• [DESCRIPTION OF THE TASK] Each record below should be repeated precisely as written.

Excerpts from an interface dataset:
Segment Open

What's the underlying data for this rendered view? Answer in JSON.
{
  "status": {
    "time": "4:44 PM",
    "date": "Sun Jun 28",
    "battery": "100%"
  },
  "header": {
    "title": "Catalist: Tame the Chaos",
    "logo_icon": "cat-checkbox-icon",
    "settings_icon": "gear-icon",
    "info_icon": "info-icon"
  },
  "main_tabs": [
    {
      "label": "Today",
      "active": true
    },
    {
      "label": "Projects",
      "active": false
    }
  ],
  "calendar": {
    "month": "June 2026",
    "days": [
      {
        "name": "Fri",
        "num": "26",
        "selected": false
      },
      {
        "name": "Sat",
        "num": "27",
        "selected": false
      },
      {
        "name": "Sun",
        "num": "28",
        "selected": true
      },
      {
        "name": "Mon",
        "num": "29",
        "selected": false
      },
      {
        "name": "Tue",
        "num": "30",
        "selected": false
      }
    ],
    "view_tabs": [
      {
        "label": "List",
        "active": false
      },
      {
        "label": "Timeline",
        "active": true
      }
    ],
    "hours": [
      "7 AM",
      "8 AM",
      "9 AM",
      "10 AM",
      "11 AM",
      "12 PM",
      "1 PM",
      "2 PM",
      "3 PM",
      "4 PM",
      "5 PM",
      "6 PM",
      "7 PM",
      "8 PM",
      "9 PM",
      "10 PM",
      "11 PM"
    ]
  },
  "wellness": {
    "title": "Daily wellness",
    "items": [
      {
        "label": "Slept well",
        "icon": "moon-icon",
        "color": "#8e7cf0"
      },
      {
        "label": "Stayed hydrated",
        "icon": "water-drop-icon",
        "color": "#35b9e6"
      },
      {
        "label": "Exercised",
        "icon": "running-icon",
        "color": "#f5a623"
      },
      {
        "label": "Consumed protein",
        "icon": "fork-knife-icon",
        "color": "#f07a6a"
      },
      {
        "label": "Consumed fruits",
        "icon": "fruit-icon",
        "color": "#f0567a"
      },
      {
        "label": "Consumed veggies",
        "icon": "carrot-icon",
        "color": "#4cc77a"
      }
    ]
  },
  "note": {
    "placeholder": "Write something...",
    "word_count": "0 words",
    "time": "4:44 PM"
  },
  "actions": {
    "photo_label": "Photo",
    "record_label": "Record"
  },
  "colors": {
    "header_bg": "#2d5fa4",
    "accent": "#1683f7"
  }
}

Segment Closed

• [FINISHED TASK]
What's the underlying data for this rendered view? Answer in JSON.
{
  "status": {
    "time": "4:44 PM",
    "date": "Sun Jun 28",
    "battery": "100%"
  },
  "header": {
    "title": "Catalist: Tame the Chaos",
    "logo_icon": "cat-checkbox-icon",
    "settings_icon": "gear-icon",
    "info_icon": "info-icon"
  },
  "main_tabs": [
    {
      "label": "Today",
      "active": true
    },
    {
      "label": "Projects",
      "active": false
    }
  ],
  "calendar": {
    "month": "June 2026",
    "days": [
      {
        "name": "Fri",
        "num": "26",
        "selected": false
      },
      {
        "name": "Sat",
        "num": "27",
        "selected": false
      },
      {
        "name": "Sun",
        "num": "28",
        "selected": true
      },
      {
        "name": "Mon",
        "num": "29",
        "selected": false
      },
      {
        "name": "Tue",
        "num": "30",
        "selected": false
      }
    ],
    "view_tabs": [
      {
        "label": "List",
        "active": false
      },
      {
        "label": "Timeline",
        "active": true
      }
    ],
    "hours": [
      "7 AM",
      "8 AM",
      "9 AM",
      "10 AM",
      "11 AM",
      "12 PM",
      "1 PM",
      "2 PM",
      "3 PM",
      "4 PM",
      "5 PM",
      "6 PM",
      "7 PM",
      "8 PM",
      "9 PM",
      "10 PM",
      "11 PM"
    ]
  },
  "wellness": {
    "title": "Daily wellness",
    "items": [
      {
        "label": "Slept well",
        "icon": "moon-icon",
        "color": "#8e7cf0"
      },
      {
        "label": "Stayed hydrated",
        "icon": "water-drop-icon",
        "color": "#35b9e6"
      },
      {
        "label": "Exercised",
        "icon": "running-icon",
        "color": "#f5a623"
      },
      {
        "label": "Consumed protein",
        "icon": "fork-knife-icon",
        "color": "#f07a6a"
      },
      {
        "label": "Consumed fruits",
        "icon": "fruit-icon",
        "color": "#f0567a"
      },
      {
        "label": "Consumed veggies",
        "icon": "carrot-icon",
        "color": "#4cc77a"
      }
    ]
  },
  "note": {
    "placeholder": "Write something...",
    "word_count": "0 words",
    "time": "4:44 PM"
  },
  "actions": {
    "photo_label": "Photo",
    "record_label": "Record"
  },
  "colors": {
    "header_bg": "#2d5fa4",
    "accent": "#1683f7"
  }
}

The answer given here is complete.